On 22 December 2016 the OECD released more guidance on action 4 of the action plan on base erosion and profit shifting (BEPS). The latest guidance is an updated version of the report providing more detail on the measures outlined in the BEPS report including more information on the operation of the group ratio rule. It also looks at the application of action 4 to the banking and insurance sectors.
The approach recommended by the BEPS report is a restriction on the tax deduction for interest based on a fixed ratio rule applied to EBITDA (earnings before interest, tax, depreciation and amortization). The tax deduction for interest and payments economically equivalent to interest would be limited to a percentage of EBITDA. The approach recommended by the BEPS report suggested that the ratio applied should be between 10% and 30% and the report suggested factors to be taken into account by countries when setting the percentage level.
The fixed ratio rule can be supplemented by a rule that relates to the worldwide group and this would allow the limit imposed by the fixed ratio rule to be exceeded in certain cases. The fixed ratio rule alone would be unnecessarily restrictive where a multinational group has to take on high levels of third party debt for non-tax reasons. Therefore a group ratio rule would apply where an entity within a multinational group has interest expense exceeding the fixed ratio.
Under the group rule the entity would be permitted an interest deduction up to the level of the net interest/EBITDA ratio of the worldwide group. To prevent double taxation national legislation would be permitted to apply a 10% uplift to the group’s net third party interest expense.
Countries would also be permitted to introduce different types of group ratio rule. The permitted rules include the “equity escape” rule that looks at the level of equity and assets in the entity and compares this to the equity and assets in the worldwide group. Countries would also be able to introduce just a fixed ratio rule without a group ratio rule.

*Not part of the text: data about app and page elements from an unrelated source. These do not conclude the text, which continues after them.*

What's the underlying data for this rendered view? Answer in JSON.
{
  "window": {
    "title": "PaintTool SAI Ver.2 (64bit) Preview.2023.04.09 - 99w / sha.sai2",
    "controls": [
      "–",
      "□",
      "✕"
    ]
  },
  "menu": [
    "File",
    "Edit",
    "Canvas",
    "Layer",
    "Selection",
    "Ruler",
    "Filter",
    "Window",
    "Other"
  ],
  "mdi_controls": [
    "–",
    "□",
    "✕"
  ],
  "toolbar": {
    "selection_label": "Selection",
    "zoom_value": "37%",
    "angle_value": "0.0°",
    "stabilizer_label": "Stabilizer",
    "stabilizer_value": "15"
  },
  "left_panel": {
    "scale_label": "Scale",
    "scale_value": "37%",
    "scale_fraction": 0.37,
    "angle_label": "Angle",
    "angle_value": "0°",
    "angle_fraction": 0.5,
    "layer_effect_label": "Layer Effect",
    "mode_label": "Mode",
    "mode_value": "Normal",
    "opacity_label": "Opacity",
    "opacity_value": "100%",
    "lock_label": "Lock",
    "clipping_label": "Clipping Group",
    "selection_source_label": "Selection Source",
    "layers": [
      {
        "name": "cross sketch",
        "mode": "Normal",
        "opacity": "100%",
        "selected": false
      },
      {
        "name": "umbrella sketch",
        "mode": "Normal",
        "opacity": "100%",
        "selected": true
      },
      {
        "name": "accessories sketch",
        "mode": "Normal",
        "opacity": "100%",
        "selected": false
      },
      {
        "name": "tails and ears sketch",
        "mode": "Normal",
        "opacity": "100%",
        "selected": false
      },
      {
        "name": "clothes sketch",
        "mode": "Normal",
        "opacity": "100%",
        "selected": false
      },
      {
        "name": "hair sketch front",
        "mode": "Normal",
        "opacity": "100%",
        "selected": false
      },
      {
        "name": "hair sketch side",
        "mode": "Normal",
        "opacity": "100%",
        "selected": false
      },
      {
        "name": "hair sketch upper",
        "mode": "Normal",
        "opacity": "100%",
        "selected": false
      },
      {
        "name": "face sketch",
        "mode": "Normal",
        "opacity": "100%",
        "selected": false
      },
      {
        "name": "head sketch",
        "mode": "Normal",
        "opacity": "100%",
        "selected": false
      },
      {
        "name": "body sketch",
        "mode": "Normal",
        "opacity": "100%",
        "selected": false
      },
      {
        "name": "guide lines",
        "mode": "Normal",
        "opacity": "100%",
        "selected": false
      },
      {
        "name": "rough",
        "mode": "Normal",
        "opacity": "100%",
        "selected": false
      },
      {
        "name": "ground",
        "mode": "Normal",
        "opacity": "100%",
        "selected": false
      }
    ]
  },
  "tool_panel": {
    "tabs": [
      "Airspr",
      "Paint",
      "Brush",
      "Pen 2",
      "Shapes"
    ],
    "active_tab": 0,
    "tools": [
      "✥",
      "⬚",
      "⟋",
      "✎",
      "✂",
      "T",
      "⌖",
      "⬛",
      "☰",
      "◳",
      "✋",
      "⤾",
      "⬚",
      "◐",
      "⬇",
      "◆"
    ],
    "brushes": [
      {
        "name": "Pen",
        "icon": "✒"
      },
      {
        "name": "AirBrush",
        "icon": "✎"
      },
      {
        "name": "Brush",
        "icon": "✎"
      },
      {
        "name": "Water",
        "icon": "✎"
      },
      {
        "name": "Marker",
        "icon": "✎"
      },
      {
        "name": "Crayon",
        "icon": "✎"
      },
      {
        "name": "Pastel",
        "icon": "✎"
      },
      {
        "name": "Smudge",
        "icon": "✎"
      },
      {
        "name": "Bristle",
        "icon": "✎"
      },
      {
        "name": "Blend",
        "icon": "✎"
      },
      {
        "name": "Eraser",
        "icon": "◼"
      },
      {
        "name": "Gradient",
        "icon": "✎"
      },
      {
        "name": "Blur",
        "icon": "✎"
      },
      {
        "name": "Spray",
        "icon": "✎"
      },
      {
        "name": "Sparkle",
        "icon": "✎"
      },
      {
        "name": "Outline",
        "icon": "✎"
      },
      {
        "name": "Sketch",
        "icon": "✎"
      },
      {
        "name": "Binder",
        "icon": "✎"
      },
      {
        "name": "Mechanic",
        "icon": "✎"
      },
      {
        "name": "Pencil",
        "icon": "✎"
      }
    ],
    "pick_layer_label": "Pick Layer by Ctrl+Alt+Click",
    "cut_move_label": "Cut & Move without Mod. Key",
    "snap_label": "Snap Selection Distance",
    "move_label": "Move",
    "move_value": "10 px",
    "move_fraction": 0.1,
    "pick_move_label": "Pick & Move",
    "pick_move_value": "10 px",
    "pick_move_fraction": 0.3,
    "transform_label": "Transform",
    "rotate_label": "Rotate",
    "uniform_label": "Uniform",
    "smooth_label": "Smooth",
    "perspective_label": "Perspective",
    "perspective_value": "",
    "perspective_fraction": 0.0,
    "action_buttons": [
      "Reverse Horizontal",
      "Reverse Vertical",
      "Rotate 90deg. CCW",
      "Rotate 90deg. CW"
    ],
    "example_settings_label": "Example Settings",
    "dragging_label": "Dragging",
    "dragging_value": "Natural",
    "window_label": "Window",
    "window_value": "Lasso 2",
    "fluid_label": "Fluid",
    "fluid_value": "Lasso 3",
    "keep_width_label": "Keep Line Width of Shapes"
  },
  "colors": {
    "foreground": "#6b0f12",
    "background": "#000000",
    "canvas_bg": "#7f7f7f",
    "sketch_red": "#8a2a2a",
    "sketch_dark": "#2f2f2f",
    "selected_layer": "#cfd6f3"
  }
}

Countries introducing the fixed ratio and group ratio rules would be permitted to supplement them with other measures such as a de minimis threshold for entities with low net interest expense; an exclusion for interest paid to third parties on loans for public benefit projects; or a provision to carry forward disallowed interest expense (or carry forward unused interest capacity where interest payments are below the permitted threshold in a particular year). There would also be a need for targeted anti-avoidance provisions to prevent artificial reduction of interest expense by taxpayers.
In the case of banking and insurance groups the regulatory rules limit the extent to which they could engage in BEPS activities involving interest. However the regulatory rules are different in different countries. The draft therefore notes that countries should look at the characteristics of banking and insurance groups and the requirements of regulators in drafting their legislation. If there are no material risks they could exempt banking or insurance groups from the fixed ratio rule and group ratio rule. If they identify BEPS risks they can introduce rules that deal with these risks taking into account the regulatory regime and tax rules already in place.
The tax deduction available for interest payments is also affected by transfer pricing rules. The OECD intends to perform further work during 2017 on the transfer pricing issues relating to financial transactions.